Many others were further irked by the accompanying comments that President Mutharika made to his wife during the presentation of the flower: “on this special day, I want to say thank you! Thank you for always being there for me through the frights and the cold nights….” The references to ‘cold nights’ were highly problematic for the country’s conservative citizens who would have rather have had that conversation relegated to the bedroom and not a public event.
Others on social media took it as an opportunity to use it as a platform to comment on his overall performance as a president. Chakwanuleka notes that “This fellow is a non performer (sic) and this is what he can do best”. More serious economic connections were also made in relation to who paid for the flowers and the party event. A few commented that regardless of who paid for it, holding such a lavish event in the middle of an on-going national flood disaster was insensitive.
Not everyone of course was against the president’s actions. Some Malawians were content that on this Greco-Roman Holiday, Malawian President Peter Mutharika kissed his wife French style in a Chinese suit. After all, are we not living in a globalized era where cultures cross? His supporters state that kissing in public was no more “unMalawian” than “wearing clothes” or doing anything we want to wrongly label “Western”. Others argued that it gave the President more of a human face and applauded him for being down to earth. They called it a “romantic” gesture on his part. Many suggested that it was a good move on his part to be able to show respect for his wife in this way. They argued that it would encourage other Malawian men to show affection and commitment to their wives in public as well.
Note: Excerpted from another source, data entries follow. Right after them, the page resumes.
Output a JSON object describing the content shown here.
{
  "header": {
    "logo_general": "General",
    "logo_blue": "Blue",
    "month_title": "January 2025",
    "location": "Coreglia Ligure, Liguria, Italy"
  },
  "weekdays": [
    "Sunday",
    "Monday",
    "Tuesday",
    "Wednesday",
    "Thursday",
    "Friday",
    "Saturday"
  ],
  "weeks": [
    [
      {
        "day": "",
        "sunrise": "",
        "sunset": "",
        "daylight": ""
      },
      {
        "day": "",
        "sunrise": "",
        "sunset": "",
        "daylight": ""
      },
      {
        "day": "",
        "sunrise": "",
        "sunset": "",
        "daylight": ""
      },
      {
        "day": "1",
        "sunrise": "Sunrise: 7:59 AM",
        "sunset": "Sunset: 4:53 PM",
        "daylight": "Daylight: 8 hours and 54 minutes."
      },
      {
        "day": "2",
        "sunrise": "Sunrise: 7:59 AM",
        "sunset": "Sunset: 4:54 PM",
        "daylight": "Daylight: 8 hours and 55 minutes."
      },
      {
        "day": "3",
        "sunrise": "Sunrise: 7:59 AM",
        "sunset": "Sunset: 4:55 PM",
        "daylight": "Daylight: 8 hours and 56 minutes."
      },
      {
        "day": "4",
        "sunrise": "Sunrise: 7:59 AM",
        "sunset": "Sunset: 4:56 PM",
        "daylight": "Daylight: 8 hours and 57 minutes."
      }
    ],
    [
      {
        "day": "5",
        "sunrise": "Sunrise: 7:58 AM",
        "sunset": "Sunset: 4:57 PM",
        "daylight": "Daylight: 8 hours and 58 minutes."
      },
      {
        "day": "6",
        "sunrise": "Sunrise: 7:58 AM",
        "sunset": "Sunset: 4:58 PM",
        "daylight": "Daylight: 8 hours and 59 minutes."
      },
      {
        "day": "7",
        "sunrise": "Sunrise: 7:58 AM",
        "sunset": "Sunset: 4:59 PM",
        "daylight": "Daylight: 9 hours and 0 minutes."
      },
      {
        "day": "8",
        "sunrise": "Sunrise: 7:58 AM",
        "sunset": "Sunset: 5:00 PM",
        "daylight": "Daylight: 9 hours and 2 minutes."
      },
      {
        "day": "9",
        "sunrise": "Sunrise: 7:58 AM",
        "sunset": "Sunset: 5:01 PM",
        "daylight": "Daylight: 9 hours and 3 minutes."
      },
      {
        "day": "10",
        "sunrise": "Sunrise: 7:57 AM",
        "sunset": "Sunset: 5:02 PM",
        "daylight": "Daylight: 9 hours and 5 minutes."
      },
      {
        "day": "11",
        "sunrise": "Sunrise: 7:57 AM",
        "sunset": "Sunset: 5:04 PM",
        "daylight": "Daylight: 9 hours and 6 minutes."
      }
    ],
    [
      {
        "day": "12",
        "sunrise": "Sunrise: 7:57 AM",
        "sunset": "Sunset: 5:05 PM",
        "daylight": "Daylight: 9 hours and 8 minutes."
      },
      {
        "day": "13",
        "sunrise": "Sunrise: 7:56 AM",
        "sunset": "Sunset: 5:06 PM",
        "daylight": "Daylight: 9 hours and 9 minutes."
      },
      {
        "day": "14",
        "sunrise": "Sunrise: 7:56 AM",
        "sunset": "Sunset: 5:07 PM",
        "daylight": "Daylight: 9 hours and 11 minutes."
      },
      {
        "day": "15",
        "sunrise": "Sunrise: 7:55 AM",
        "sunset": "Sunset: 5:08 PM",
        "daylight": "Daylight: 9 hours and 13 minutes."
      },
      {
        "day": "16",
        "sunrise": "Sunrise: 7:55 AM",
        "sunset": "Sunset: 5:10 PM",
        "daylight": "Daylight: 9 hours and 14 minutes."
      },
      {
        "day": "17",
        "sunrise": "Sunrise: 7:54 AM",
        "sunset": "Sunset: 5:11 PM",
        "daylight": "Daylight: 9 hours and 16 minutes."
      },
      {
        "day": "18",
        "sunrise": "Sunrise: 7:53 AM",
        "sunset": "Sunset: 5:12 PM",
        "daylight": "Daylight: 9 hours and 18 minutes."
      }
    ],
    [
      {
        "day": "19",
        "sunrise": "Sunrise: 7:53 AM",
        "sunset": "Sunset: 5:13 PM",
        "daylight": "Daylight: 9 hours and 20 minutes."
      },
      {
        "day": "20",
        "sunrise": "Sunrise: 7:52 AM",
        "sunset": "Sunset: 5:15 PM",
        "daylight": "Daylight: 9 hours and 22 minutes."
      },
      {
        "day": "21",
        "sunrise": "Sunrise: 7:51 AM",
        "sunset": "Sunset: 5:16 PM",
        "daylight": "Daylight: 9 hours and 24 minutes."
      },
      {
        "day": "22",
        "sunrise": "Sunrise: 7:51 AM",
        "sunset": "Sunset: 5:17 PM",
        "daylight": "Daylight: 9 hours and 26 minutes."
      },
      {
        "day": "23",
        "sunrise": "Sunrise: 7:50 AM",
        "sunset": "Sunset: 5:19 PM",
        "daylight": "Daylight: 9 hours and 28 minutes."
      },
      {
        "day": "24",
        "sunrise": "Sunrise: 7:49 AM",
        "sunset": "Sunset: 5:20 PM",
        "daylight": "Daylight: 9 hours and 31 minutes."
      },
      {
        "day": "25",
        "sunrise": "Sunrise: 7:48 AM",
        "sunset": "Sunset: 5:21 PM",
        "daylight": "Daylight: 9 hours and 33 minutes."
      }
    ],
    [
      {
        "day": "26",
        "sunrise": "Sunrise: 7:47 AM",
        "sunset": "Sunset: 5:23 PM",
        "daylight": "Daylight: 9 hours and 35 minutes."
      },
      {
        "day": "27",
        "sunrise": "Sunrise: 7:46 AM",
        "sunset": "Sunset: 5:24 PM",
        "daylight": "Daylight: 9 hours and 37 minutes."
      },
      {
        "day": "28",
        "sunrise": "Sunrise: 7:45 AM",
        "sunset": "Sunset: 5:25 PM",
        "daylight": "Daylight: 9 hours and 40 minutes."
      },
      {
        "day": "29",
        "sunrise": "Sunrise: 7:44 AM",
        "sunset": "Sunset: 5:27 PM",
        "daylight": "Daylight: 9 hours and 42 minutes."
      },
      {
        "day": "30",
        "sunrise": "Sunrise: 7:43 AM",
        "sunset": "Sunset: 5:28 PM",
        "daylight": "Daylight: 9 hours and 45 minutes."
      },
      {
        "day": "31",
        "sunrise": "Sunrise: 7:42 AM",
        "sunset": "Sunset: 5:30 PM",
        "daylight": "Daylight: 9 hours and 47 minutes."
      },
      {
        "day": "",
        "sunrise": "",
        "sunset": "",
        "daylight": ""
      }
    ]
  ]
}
Malawian President Peter Mutharika’s longtime aide is wrapped in a corruption scandal after reports surfaced that he had become an instant billionaire in one of the world’s poorest countries. Ben Phiri, former special adviser and assistant to the president, is under investigation by Malawi’s Anti-Corruption Bureau after he apparently amassed a remarkable fortune in one year while earning a modest government salary, according to local media reports.
Phiri stepped down from his post last week following the accusations of wrongful self-enrichment, saying his resignation would allow investigators to carry out their probe. Anti-Corruption Bureau spokesperson Egrita Ndala said the department learned of Phiri’s alleged wealth through media reports, according to Malawi Nyasa Times.
More than 40 percent of Malawians live below the poverty line of $1.25 per day. The southeastern African nation ranked 160 out of 182 countries on the Human Development Index. Malawi consumer and human rights activist John Kapito has urged the public to scrutinize the monies declared by public officials, including Phiri and Mutharika, who have made their assets public according to the Malawian constitution.